(Problem statement): Write out the entries below once more, exactly.

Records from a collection
════════════════
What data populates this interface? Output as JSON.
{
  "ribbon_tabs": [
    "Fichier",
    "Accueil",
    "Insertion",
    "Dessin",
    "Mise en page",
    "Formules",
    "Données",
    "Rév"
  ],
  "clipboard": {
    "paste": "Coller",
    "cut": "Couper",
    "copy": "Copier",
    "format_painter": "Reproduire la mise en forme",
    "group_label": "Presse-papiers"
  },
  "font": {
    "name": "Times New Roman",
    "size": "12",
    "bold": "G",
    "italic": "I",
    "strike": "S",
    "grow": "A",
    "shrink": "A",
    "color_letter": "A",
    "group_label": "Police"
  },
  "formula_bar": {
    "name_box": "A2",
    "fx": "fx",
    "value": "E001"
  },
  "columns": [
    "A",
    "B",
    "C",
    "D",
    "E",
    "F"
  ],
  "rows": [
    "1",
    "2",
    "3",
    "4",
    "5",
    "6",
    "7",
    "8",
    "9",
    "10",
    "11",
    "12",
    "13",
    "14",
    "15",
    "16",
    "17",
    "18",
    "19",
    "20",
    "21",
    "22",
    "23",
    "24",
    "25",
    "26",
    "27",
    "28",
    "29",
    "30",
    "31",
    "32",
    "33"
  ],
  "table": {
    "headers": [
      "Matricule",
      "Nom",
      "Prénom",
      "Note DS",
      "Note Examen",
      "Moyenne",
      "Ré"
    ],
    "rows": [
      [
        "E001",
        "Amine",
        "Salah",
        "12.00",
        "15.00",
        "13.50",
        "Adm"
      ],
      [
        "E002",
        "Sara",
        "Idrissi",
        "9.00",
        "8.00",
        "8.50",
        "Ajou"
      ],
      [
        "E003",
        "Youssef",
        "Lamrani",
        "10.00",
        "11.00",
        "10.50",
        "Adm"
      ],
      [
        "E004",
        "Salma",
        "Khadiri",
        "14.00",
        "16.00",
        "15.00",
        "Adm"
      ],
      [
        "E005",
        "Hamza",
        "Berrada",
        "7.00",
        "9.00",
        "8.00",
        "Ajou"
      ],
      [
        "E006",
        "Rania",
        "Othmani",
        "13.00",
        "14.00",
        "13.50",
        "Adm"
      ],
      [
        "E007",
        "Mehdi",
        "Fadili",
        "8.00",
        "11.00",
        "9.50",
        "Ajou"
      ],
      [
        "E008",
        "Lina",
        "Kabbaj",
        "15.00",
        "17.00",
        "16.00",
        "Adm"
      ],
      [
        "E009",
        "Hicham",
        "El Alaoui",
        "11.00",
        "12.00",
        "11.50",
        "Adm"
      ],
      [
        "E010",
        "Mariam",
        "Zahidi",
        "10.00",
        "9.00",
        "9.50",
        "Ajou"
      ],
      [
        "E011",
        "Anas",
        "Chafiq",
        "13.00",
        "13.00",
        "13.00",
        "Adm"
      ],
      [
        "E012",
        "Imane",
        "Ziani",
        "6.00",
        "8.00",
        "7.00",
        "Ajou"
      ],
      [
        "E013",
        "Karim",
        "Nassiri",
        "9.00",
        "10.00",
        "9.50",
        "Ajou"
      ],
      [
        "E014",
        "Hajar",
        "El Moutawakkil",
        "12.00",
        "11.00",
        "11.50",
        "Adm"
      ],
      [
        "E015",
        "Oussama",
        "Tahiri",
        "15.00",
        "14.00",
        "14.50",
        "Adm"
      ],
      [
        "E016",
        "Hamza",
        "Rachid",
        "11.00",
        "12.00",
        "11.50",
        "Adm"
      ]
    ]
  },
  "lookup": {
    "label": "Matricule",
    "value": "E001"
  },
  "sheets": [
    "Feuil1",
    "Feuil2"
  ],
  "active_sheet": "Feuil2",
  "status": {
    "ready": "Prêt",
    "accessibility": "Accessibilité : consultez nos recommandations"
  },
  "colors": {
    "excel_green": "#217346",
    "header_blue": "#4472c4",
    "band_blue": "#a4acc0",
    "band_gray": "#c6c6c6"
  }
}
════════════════
(Task result):
What data populates this interface? Output as JSON.
{
  "ribbon_tabs": [
    "Fichier",
    "Accueil",
    "Insertion",
    "Dessin",
    "Mise en page",
    "Formules",
    "Données",
    "Rév"
  ],
  "clipboard": {
    "paste": "Coller",
    "cut": "Couper",
    "copy": "Copier",
    "format_painter": "Reproduire la mise en forme",
    "group_label": "Presse-papiers"
  },
  "font": {
    "name": "Times New Roman",
    "size": "12",
    "bold": "G",
    "italic": "I",
    "strike": "S",
    "grow": "A",
    "shrink": "A",
    "color_letter": "A",
    "group_label": "Police"
  },
  "formula_bar": {
    "name_box": "A2",
    "fx": "fx",
    "value": "E001"
  },
  "columns": [
    "A",
    "B",
    "C",
    "D",
    "E",
    "F"
  ],
  "rows": [
    "1",
    "2",
    "3",
    "4",
    "5",
    "6",
    "7",
    "8",
    "9",
    "10",
    "11",
    "12",
    "13",
    "14",
    "15",
    "16",
    "17",
    "18",
    "19",
    "20",
    "21",
    "22",
    "23",
    "24",
    "25",
    "26",
    "27",
    "28",
    "29",
    "30",
    "31",
    "32",
    "33"
  ],
  "table": {
    "headers": [
      "Matricule",
      "Nom",
      "Prénom",
      "Note DS",
      "Note Examen",
      "Moyenne",
      "Ré"
    ],
    "rows": [
      [
        "E001",
        "Amine",
        "Salah",
        "12.00",
        "15.00",
        "13.50",
        "Adm"
      ],
      [
        "E002",
        "Sara",
        "Idrissi",
        "9.00",
        "8.00",
        "8.50",
        "Ajou"
      ],
      [
        "E003",
        "Youssef",
        "Lamrani",
        "10.00",
        "11.00",
        "10.50",
        "Adm"
      ],
      [
        "E004",
        "Salma",
        "Khadiri",
        "14.00",
        "16.00",
        "15.00",
        "Adm"
      ],
      [
        "E005",
        "Hamza",
        "Berrada",
        "7.00",
        "9.00",
        "8.00",
        "Ajou"
      ],
      [
        "E006",
        "Rania",
        "Othmani",
        "13.00",
        "14.00",
        "13.50",
        "Adm"
      ],
      [
        "E007",
        "Mehdi",
        "Fadili",
        "8.00",
        "11.00",
        "9.50",
        "Ajou"
      ],
      [
        "E008",
        "Lina",
        "Kabbaj",
        "15.00",
        "17.00",
        "16.00",
        "Adm"
      ],
      [
        "E009",
        "Hicham",
        "El Alaoui",
        "11.00",
        "12.00",
        "11.50",
        "Adm"
      ],
      [
        "E010",
        "Mariam",
        "Zahidi",
        "10.00",
        "9.00",
        "9.50",
        "Ajou"
      ],
      [
        "E011",
        "Anas",
        "Chafiq",
        "13.00",
        "13.00",
        "13.00",
        "Adm"
      ],
      [
        "E012",
        "Imane",
        "Ziani",
        "6.00",
        "8.00",
        "7.00",
        "Ajou"
      ],
      [
        "E013",
        "Karim",
        "Nassiri",
        "9.00",
        "10.00",
        "9.50",
        "Ajou"
      ],
      [
        "E014",
        "Hajar",
        "El Moutawakkil",
        "12.00",
        "11.00",
        "11.50",
        "Adm"
      ],
      [
        "E015",
        "Oussama",
        "Tahiri",
        "15.00",
        "14.00",
        "14.50",
        "Adm"
      ],
      [
        "E016",
        "Hamza",
        "Rachid",
        "11.00",
        "12.00",
        "11.50",
        "Adm"
      ]
    ]
  },
  "lookup": {
    "label": "Matricule",
    "value": "E001"
  },
  "sheets": [
    "Feuil1",
    "Feuil2"
  ],
  "active_sheet": "Feuil2",
  "status": {
    "ready": "Prêt",
    "accessibility": "Accessibilité : consultez nos recommandations"
  },
  "colors": {
    "excel_green": "#217346",
    "header_blue": "#4472c4",
    "band_blue": "#a4acc0",
    "band_gray": "#c6c6c6"
  }
}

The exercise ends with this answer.